A "neurohacking" cream that can help people learn musical instruments or languages faster could be available within five years — but many people may not want it, experts admit.
The neuropeptide dihexa was developed by Washington State University to combat Alzheimer's disease and cognitive impairment by slowing cell death and suppressing enzymes that destroy brain chemicals crucial for memory and learning.
It has initial approval for use in the US after safety trials and is being prescribed to boost general mental performance.
Dr Daniel Stickler, of Apeiron, a US biotech company, prescribes dihexa when clients want to achieve specific goals.
At the Biohackers Summit in Helsinki, he said: "Dihexa is a very short peptide, just six amino acids, and it can be rubbed into the skin.
"It's amazing for learning and memory. They are doing it in clinical trials for dementia and traumatic brain injury and Alzheimer's, but it's also really good, if you're learning to play the guitar or something, for creating that kind of mental response."
Neuropeptides are small protein-like molecules that help neurons communicate, and influence brain activity. They are part of a new kind of medicine called biologics, which seek to use small molecules in the body to fix problems rather than introducing drugs which can cause off-target impacts and side-effects.
But he said early attempts to introduce the drugs into Britain had thrown up an unexpected obstacle.

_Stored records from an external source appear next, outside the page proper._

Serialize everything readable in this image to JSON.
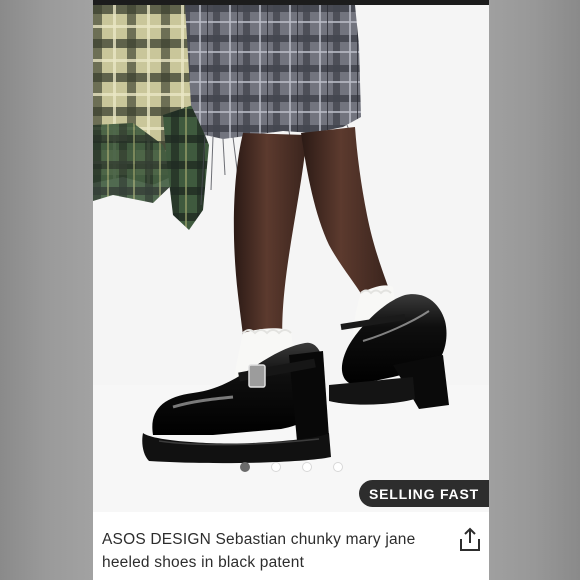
{
  "product": {
    "title": "ASOS DESIGN Sebastian chunky mary jane heeled shoes in black patent",
    "badge": "SELLING FAST"
  },
  "gallery": {
    "image_count": 4,
    "active_index": 0
  },
  "icons": {
    "share": "share-icon"
  },
  "colors": {
    "badge_bg": "#2d2d2d",
    "dot_active": "#6a6a6a"
  }
}
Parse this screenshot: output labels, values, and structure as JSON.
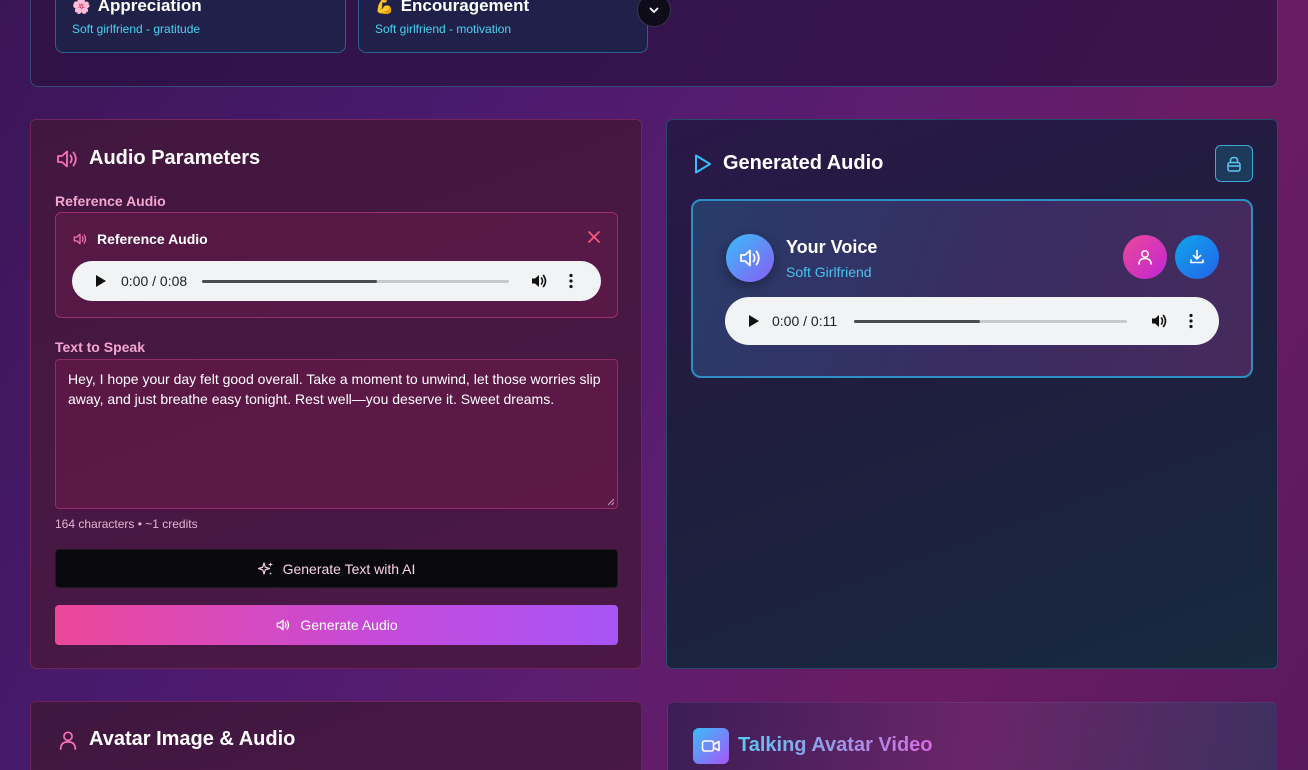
{
  "presets": [
    {
      "emoji": "🌸",
      "title": "Appreciation",
      "subtitle": "Soft girlfriend - gratitude"
    },
    {
      "emoji": "💪",
      "title": "Encouragement",
      "subtitle": "Soft girlfriend - motivation"
    }
  ],
  "audio_params": {
    "heading": "Audio Parameters",
    "reference_label": "Reference Audio",
    "reference_box_title": "Reference Audio",
    "reference_player": {
      "time": "0:00 / 0:08",
      "progress": 0.57
    },
    "text_label": "Text to Speak",
    "text_value": "Hey, I hope your day felt good overall. Take a moment to unwind, let those worries slip away, and just breathe easy tonight. Rest well—you deserve it. Sweet dreams.",
    "counter": "164 characters • ~1 credits",
    "ai_button": "Generate Text with AI",
    "generate_button": "Generate Audio"
  },
  "generated": {
    "heading": "Generated Audio",
    "voice_name": "Your Voice",
    "voice_subtitle": "Soft Girlfriend",
    "player": {
      "time": "0:00 / 0:11",
      "progress": 0.46
    }
  },
  "avatar_section": {
    "heading": "Avatar Image & Audio"
  },
  "video_section": {
    "heading": "Talking Avatar Video"
  },
  "colors": {
    "pink": "#ec4899",
    "cyan": "#38bdf8",
    "purple": "#a855f7"
  }
}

"When we were in London and meeting people, we were presenting this idea of improving human behaviour and we were finding that as long as there were other people worse off than them it was all okay, they just kept calm and carried on.
"That mindset was very different for us, coming from the US where we have a very large percentage of people who think, 'I know I'm good but I want to get better.' So it's been a foreign concept for people in Britain."
But he added: "I think that is changing and although peptides are only legally prescribed in Australia and the United States right now, I think within the next five years you will see it coming into availability in the UK."
Other neuropeptides being prescribed to boost brain power include cerebrolysin, which is derived from pigs' brains and has been shown to be neuroprotective, enhancing learning and memory, increasing metabolism and decreasing amyloid beta — the stick plaques found in the brains of people with Alzheimer's.
And, the neuropeptide Nasal spray FGL is in phase 2 clinical trials and appears to help repair the myelin sheaths around nerves which are damaged in multiple sclerosis. MT-2, which is used chiefly for people hoping to boost their tan, is also now being taken to stimulate brainwaves.
The brain molecule RG3, which is now also being prescribed, mimics exercise and increases the body's ability to manage free radicals, the unstable atoms that damage cells, causing illness and ageing.
Fabien Foelsch, of the biohacking company Braineffect, said people would increasingly need brain drugs and microdosing in the future to keep up with advancements in society.